Reviewed by Mary S. Bell, PhD. Women have volunteered to serve during every war or conflict since the U.S. fought for its independence in the 18th century. However, there is little written on women’s roles in winning the nation’s wars relative to the amount written on men’s roles. The contributions of women and other minorities

Launching The Navy Family Support Program: A Heartfelt Blend of History and Memoir

Reviewed by David F. Winkler, Ph.D. Class of 1957 Chair of Naval Heritage, U.S. Naval Academy. The 1970s were tumultuous years for the U.S. Navy, a transitional period from the war in Vietnam where a draft kept the sea service fully-manned with young single Sailors who readily enlisted in the Navy rather than serve “In

The Sound Toll at Elsinore: Politics, Shipping and the Collection of Duties 1429-1857

Reviewed by CDR Daniel Orchard-Hays, USN. As the title suggests, this anthology provides varying perspectives on the tariff collected in the sound that runs between Denmark and Sweden thus joining the North Sea to the Baltic Sea at Elsinore.  For over 400 years beginning in the mid-15th century, the Sound Toll played a significant role

Sand and Steel: The D-Day Invasion and the Liberation of France

Review by LtCol Jack Harris, USMC (Ret.) The invasion of Normandy in June of 1944 was possibly the greatest endeavor in the history of mankind and Peter Caddick-Adams’s new book is possibly the best book written on the subject.  Caddick-Adams’s fourth book follows in the pattern set by Monte Cassino: Ten Armies in Hell, Snow

French Armoured Cruisers 1887-1932

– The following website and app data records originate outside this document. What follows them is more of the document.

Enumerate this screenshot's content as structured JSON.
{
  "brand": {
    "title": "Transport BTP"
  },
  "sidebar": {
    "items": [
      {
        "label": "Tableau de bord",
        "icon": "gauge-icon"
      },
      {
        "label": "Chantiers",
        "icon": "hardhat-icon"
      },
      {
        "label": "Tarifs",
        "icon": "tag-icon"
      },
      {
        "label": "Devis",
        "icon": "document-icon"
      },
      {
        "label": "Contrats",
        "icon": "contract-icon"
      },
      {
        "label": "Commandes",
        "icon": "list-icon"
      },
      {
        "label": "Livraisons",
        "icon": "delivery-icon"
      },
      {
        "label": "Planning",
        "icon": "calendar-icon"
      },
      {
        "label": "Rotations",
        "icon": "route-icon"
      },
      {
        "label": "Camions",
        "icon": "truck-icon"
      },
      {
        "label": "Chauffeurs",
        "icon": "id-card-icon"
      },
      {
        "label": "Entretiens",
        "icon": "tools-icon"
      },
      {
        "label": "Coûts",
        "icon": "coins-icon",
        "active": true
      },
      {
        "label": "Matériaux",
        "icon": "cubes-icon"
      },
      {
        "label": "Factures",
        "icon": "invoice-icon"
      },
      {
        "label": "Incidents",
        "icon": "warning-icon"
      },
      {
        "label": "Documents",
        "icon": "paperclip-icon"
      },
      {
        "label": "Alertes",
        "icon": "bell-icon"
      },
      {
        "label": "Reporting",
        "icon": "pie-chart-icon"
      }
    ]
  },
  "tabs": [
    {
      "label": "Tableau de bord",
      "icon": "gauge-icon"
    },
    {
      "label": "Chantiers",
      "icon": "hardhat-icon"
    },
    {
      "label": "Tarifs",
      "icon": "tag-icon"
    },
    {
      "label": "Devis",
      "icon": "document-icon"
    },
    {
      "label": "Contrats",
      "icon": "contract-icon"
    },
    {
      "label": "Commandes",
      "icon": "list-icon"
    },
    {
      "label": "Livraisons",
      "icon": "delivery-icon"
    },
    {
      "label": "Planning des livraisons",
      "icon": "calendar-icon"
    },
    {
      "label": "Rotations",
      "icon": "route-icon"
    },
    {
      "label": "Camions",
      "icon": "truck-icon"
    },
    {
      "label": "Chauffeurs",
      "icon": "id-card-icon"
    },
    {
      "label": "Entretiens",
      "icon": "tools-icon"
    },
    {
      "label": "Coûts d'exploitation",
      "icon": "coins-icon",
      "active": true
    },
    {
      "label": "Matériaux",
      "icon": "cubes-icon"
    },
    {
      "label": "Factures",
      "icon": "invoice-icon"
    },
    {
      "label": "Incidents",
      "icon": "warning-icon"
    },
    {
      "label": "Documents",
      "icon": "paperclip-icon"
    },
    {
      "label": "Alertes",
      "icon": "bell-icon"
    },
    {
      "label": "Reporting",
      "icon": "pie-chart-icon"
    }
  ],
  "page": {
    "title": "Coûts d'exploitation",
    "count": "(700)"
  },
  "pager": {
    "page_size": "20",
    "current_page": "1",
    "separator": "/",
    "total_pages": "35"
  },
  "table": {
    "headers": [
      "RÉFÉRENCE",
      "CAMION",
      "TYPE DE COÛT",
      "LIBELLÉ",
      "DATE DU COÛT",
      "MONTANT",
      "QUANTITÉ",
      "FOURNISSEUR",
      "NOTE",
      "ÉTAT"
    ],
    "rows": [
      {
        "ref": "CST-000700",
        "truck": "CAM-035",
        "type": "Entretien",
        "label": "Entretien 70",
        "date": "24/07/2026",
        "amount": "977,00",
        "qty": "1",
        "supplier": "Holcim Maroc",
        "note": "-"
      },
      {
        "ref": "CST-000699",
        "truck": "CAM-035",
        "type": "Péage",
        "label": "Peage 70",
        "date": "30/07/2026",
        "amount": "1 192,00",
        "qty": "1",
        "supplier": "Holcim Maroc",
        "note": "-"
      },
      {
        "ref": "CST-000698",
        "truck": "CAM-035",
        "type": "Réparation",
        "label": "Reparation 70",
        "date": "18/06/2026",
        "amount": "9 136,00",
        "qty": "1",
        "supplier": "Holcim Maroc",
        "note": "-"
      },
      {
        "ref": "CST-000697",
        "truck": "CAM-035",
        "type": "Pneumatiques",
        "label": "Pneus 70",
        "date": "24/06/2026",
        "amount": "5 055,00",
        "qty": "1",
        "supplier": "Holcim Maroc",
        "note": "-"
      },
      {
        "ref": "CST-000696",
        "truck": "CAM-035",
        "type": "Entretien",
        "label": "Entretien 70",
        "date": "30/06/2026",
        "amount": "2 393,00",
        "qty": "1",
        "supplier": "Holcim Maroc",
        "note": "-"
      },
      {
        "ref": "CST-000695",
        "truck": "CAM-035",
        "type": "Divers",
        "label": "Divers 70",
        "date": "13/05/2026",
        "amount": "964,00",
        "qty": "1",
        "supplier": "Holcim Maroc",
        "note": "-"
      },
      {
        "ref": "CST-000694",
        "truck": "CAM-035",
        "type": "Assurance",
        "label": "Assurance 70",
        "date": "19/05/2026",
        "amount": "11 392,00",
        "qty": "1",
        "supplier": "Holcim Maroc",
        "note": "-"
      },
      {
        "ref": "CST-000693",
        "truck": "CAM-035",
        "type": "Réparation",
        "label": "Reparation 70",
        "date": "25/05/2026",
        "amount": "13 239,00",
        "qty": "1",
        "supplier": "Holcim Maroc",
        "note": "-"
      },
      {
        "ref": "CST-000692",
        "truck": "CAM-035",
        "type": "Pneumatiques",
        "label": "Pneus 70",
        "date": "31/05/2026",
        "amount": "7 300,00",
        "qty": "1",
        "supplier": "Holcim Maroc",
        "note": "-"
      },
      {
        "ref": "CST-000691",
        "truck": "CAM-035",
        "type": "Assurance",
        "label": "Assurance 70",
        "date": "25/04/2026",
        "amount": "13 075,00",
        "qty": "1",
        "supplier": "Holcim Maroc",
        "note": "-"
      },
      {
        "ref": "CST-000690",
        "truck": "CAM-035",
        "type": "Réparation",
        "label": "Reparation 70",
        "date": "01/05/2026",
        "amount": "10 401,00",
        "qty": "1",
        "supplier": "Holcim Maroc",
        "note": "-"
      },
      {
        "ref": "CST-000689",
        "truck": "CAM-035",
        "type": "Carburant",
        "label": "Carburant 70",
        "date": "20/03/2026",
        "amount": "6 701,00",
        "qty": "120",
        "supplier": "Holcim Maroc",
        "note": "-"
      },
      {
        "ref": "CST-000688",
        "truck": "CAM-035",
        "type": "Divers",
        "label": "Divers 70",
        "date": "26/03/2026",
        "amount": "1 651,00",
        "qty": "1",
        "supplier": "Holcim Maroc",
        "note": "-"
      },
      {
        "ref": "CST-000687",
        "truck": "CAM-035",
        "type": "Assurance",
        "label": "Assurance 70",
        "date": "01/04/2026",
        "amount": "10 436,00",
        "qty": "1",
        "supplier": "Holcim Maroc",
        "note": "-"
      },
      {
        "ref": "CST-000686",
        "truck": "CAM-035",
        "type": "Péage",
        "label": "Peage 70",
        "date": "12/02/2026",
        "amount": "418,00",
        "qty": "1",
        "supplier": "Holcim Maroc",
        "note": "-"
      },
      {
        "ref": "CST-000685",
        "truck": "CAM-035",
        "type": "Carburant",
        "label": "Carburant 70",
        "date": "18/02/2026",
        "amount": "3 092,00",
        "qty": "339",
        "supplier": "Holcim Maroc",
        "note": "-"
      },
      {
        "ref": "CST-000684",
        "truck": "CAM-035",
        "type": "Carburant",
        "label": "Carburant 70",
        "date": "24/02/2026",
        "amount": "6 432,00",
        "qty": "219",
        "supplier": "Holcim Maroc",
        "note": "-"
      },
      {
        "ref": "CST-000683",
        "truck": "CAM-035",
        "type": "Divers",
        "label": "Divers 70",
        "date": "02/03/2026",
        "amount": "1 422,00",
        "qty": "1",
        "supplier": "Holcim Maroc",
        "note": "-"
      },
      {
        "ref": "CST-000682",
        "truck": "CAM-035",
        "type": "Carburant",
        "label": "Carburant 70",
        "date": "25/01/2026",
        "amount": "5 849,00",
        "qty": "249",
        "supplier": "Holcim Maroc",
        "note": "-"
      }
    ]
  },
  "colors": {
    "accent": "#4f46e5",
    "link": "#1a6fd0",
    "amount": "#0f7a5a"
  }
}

Review by Mr. Charles Bogart Between 1887 and 1910, France built 26 armoured cruisers. These ships were built as single units or as part of a class of ships that numbered between two and five units. Despite the homely looks of French warships during this period, French naval architectural design, at this time, was in

The Boundless Sea: A Human History of the Oceans

Review by Mr. John Grady Make no mistake about David Abulafia’s The Boundless Sea, it is a monumental work, tackling the largest subject on the planet, the seas, and having as an overlay of that story the planet’s most perplexing creature — humans. At almost 1,000 pages of text, The Boundless Sea is not a

Erebus: One Ship, Two Epic Voyages, and the Greatest Naval Mystery of All Time

History is full of mysteries and the fate of HMS Erebus and her sister ship HMS Terror remained among these mysteries until only a few years ago.  With the discovery of the ships remains, Michael Palin, tells the biography of the Terror from her success in the Antarctic to her fate in the Canadian Arctic